**What the task requires:** The lines to copy are those holding the string "zoom" in the entries below.

[[ Supplied data open ]]

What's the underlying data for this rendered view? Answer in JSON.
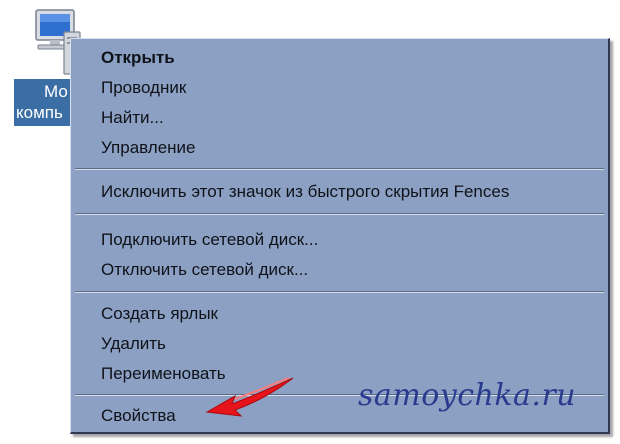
{
  "desktop_icon": {
    "label_line1": "Мо",
    "label_line2": "компь"
  },
  "context_menu": {
    "items": [
      {
        "label": "Открыть",
        "bold": true
      },
      {
        "label": "Проводник"
      },
      {
        "label": "Найти..."
      },
      {
        "label": "Управление"
      },
      {
        "label": "Исключить этот значок из быстрого скрытия Fences"
      },
      {
        "label": "Подключить сетевой диск..."
      },
      {
        "label": "Отключить сетевой диск..."
      },
      {
        "label": "Создать ярлык"
      },
      {
        "label": "Удалить"
      },
      {
        "label": "Переименовать"
      },
      {
        "label": "Свойства"
      }
    ]
  },
  "watermark": "samoychka.ru",
  "colors": {
    "menu_background": "#8ba0c2",
    "label_highlight": "#3c6ea6",
    "arrow": "#e8141c",
    "watermark": "#2a3b8f"
  },
  "icons": {
    "desktop": "my-computer-icon",
    "pointer": "red-arrow-icon"
  }
}
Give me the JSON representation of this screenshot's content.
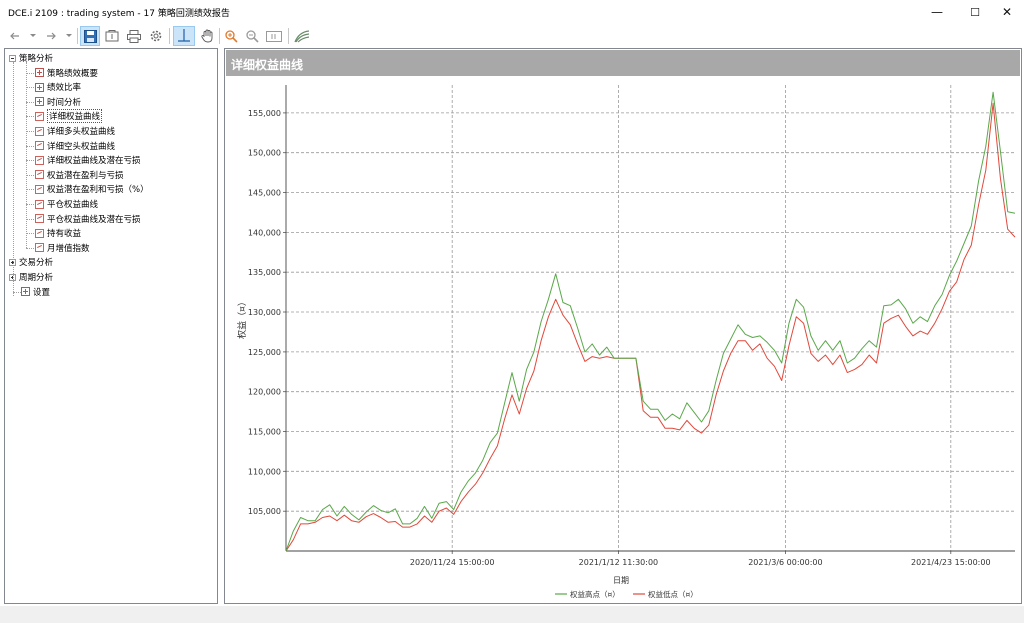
{
  "window": {
    "title": "DCE.i 2109 : trading system - 17 策略回测绩效报告",
    "minimize": "—",
    "maximize": "☐",
    "close": "✕"
  },
  "toolbar": {
    "icons": [
      "back-arrow-icon",
      "back-dropdown-icon",
      "forward-arrow-icon",
      "forward-dropdown-icon",
      "save-icon",
      "open-report-icon",
      "print-icon",
      "settings-icon",
      "crosshair-icon",
      "pan-hand-icon",
      "zoom-in-icon",
      "zoom-out-icon",
      "zoom-fit-icon",
      "chart-style-icon"
    ]
  },
  "tree": {
    "groups": [
      {
        "label": "策略分析",
        "expanded": true,
        "items": [
          {
            "label": "策略绩效概要",
            "icon": "grid"
          },
          {
            "label": "绩效比率",
            "icon": "grid"
          },
          {
            "label": "时间分析",
            "icon": "grid"
          },
          {
            "label": "详细权益曲线",
            "icon": "chart",
            "selected": true
          },
          {
            "label": "详细多头权益曲线",
            "icon": "chart"
          },
          {
            "label": "详细空头权益曲线",
            "icon": "chart"
          },
          {
            "label": "详细权益曲线及潜在亏损",
            "icon": "chart"
          },
          {
            "label": "权益潜在盈利与亏损",
            "icon": "chart"
          },
          {
            "label": "权益潜在盈利和亏损（%）",
            "icon": "chart"
          },
          {
            "label": "平仓权益曲线",
            "icon": "chart"
          },
          {
            "label": "平仓权益曲线及潜在亏损",
            "icon": "chart"
          },
          {
            "label": "持有收益",
            "icon": "chart"
          },
          {
            "label": "月增值指数",
            "icon": "chart"
          }
        ]
      },
      {
        "label": "交易分析",
        "expanded": false,
        "items": []
      },
      {
        "label": "周期分析",
        "expanded": false,
        "items": []
      }
    ],
    "root_items": [
      {
        "label": "设置",
        "icon": "grid"
      }
    ]
  },
  "chart_header": {
    "title": "详细权益曲线"
  },
  "chart_data": {
    "type": "line",
    "title": "详细权益曲线",
    "xlabel": "日期",
    "ylabel": "权益（¤）",
    "ylim": [
      100000,
      158500
    ],
    "yticks": [
      105000,
      110000,
      115000,
      120000,
      125000,
      130000,
      135000,
      140000,
      145000,
      150000,
      155000
    ],
    "ytick_labels": [
      "105,000",
      "110,000",
      "115,000",
      "120,000",
      "125,000",
      "130,000",
      "135,000",
      "140,000",
      "145,000",
      "150,000",
      "155,000"
    ],
    "x_index_max": 100,
    "xticks": [
      {
        "index": 22.8,
        "label": "2020/11/24 15:00:00"
      },
      {
        "index": 45.6,
        "label": "2021/1/12 11:30:00"
      },
      {
        "index": 68.5,
        "label": "2021/3/6 00:00:00"
      },
      {
        "index": 91.2,
        "label": "2021/4/23 15:00:00"
      }
    ],
    "grid": true,
    "legend_position": "bottom-center",
    "series": [
      {
        "name": "权益高点（¤）",
        "color": "#5aa84a",
        "points": [
          [
            0,
            100000
          ],
          [
            1,
            102500
          ],
          [
            2,
            104200
          ],
          [
            3,
            103800
          ],
          [
            4,
            103800
          ],
          [
            5,
            105200
          ],
          [
            6,
            105800
          ],
          [
            7,
            104400
          ],
          [
            8,
            105600
          ],
          [
            9,
            104600
          ],
          [
            10,
            103900
          ],
          [
            11,
            104900
          ],
          [
            12,
            105700
          ],
          [
            13,
            105100
          ],
          [
            14,
            104800
          ],
          [
            15,
            105300
          ],
          [
            16,
            103400
          ],
          [
            17,
            103400
          ],
          [
            18,
            104100
          ],
          [
            19,
            105600
          ],
          [
            20,
            104100
          ],
          [
            21,
            106000
          ],
          [
            22,
            106200
          ],
          [
            23,
            105200
          ],
          [
            24,
            107400
          ],
          [
            25,
            108800
          ],
          [
            26,
            109800
          ],
          [
            27,
            111400
          ],
          [
            28,
            113600
          ],
          [
            29,
            114800
          ],
          [
            30,
            118600
          ],
          [
            31,
            122400
          ],
          [
            32,
            118800
          ],
          [
            33,
            122800
          ],
          [
            34,
            125000
          ],
          [
            35,
            128800
          ],
          [
            36,
            131600
          ],
          [
            37,
            134800
          ],
          [
            38,
            131200
          ],
          [
            39,
            130800
          ],
          [
            40,
            128000
          ],
          [
            41,
            125000
          ],
          [
            42,
            126000
          ],
          [
            43,
            124600
          ],
          [
            44,
            125600
          ],
          [
            45,
            124200
          ],
          [
            46,
            124200
          ],
          [
            47,
            124200
          ],
          [
            48,
            124200
          ],
          [
            49,
            118800
          ],
          [
            50,
            117800
          ],
          [
            51,
            117800
          ],
          [
            52,
            116400
          ],
          [
            53,
            117200
          ],
          [
            54,
            116600
          ],
          [
            55,
            118600
          ],
          [
            56,
            117400
          ],
          [
            57,
            116200
          ],
          [
            58,
            117600
          ],
          [
            59,
            121400
          ],
          [
            60,
            124800
          ],
          [
            61,
            126600
          ],
          [
            62,
            128400
          ],
          [
            63,
            127200
          ],
          [
            64,
            126800
          ],
          [
            65,
            127000
          ],
          [
            66,
            126200
          ],
          [
            67,
            125200
          ],
          [
            68,
            123600
          ],
          [
            69,
            128600
          ],
          [
            70,
            131600
          ],
          [
            71,
            130600
          ],
          [
            72,
            127000
          ],
          [
            73,
            125200
          ],
          [
            74,
            126400
          ],
          [
            75,
            125200
          ],
          [
            76,
            126400
          ],
          [
            77,
            123600
          ],
          [
            78,
            124200
          ],
          [
            79,
            125400
          ],
          [
            80,
            126400
          ],
          [
            81,
            125600
          ],
          [
            82,
            130800
          ],
          [
            83,
            130900
          ],
          [
            84,
            131600
          ],
          [
            85,
            130400
          ],
          [
            86,
            128600
          ],
          [
            87,
            129400
          ],
          [
            88,
            128800
          ],
          [
            89,
            130800
          ],
          [
            90,
            132200
          ],
          [
            91,
            134600
          ],
          [
            92,
            136400
          ],
          [
            93,
            138600
          ],
          [
            94,
            140800
          ],
          [
            95,
            146400
          ],
          [
            96,
            150800
          ],
          [
            97,
            157600
          ],
          [
            98,
            150200
          ],
          [
            99,
            142600
          ],
          [
            100,
            142400
          ]
        ]
      },
      {
        "name": "权益低点（¤）",
        "color": "#e0493c",
        "points": [
          [
            0,
            100000
          ],
          [
            1,
            101400
          ],
          [
            2,
            103400
          ],
          [
            3,
            103400
          ],
          [
            4,
            103600
          ],
          [
            5,
            104200
          ],
          [
            6,
            104400
          ],
          [
            7,
            103800
          ],
          [
            8,
            104500
          ],
          [
            9,
            103800
          ],
          [
            10,
            103600
          ],
          [
            11,
            104300
          ],
          [
            12,
            104700
          ],
          [
            13,
            104200
          ],
          [
            14,
            103600
          ],
          [
            15,
            103700
          ],
          [
            16,
            103000
          ],
          [
            17,
            103000
          ],
          [
            18,
            103400
          ],
          [
            19,
            104400
          ],
          [
            20,
            103600
          ],
          [
            21,
            105000
          ],
          [
            22,
            105400
          ],
          [
            23,
            104600
          ],
          [
            24,
            106200
          ],
          [
            25,
            107400
          ],
          [
            26,
            108400
          ],
          [
            27,
            109800
          ],
          [
            28,
            111600
          ],
          [
            29,
            113200
          ],
          [
            30,
            116600
          ],
          [
            31,
            119600
          ],
          [
            32,
            117200
          ],
          [
            33,
            120400
          ],
          [
            34,
            122600
          ],
          [
            35,
            126400
          ],
          [
            36,
            129400
          ],
          [
            37,
            131600
          ],
          [
            38,
            129600
          ],
          [
            39,
            128400
          ],
          [
            40,
            126000
          ],
          [
            41,
            123800
          ],
          [
            42,
            124400
          ],
          [
            43,
            124200
          ],
          [
            44,
            124400
          ],
          [
            45,
            124200
          ],
          [
            46,
            124200
          ],
          [
            47,
            124200
          ],
          [
            48,
            124200
          ],
          [
            49,
            117600
          ],
          [
            50,
            116800
          ],
          [
            51,
            116800
          ],
          [
            52,
            115400
          ],
          [
            53,
            115400
          ],
          [
            54,
            115200
          ],
          [
            55,
            116400
          ],
          [
            56,
            115400
          ],
          [
            57,
            114800
          ],
          [
            58,
            115800
          ],
          [
            59,
            119600
          ],
          [
            60,
            122600
          ],
          [
            61,
            124800
          ],
          [
            62,
            126400
          ],
          [
            63,
            126400
          ],
          [
            64,
            125200
          ],
          [
            65,
            126000
          ],
          [
            66,
            124200
          ],
          [
            67,
            123200
          ],
          [
            68,
            121400
          ],
          [
            69,
            125800
          ],
          [
            70,
            129400
          ],
          [
            71,
            128600
          ],
          [
            72,
            124800
          ],
          [
            73,
            123800
          ],
          [
            74,
            124600
          ],
          [
            75,
            123400
          ],
          [
            76,
            124600
          ],
          [
            77,
            122400
          ],
          [
            78,
            122800
          ],
          [
            79,
            123400
          ],
          [
            80,
            124600
          ],
          [
            81,
            123600
          ],
          [
            82,
            128600
          ],
          [
            83,
            129200
          ],
          [
            84,
            129600
          ],
          [
            85,
            128200
          ],
          [
            86,
            127000
          ],
          [
            87,
            127600
          ],
          [
            88,
            127200
          ],
          [
            89,
            128600
          ],
          [
            90,
            130400
          ],
          [
            91,
            132600
          ],
          [
            92,
            133800
          ],
          [
            93,
            136600
          ],
          [
            94,
            138400
          ],
          [
            95,
            143400
          ],
          [
            96,
            147800
          ],
          [
            97,
            156200
          ],
          [
            98,
            146800
          ],
          [
            99,
            140400
          ],
          [
            100,
            139400
          ]
        ]
      }
    ]
  }
}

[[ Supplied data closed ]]

**Your solution:**
      "zoom-in-icon",
      "zoom-out-icon",
      "zoom-fit-icon",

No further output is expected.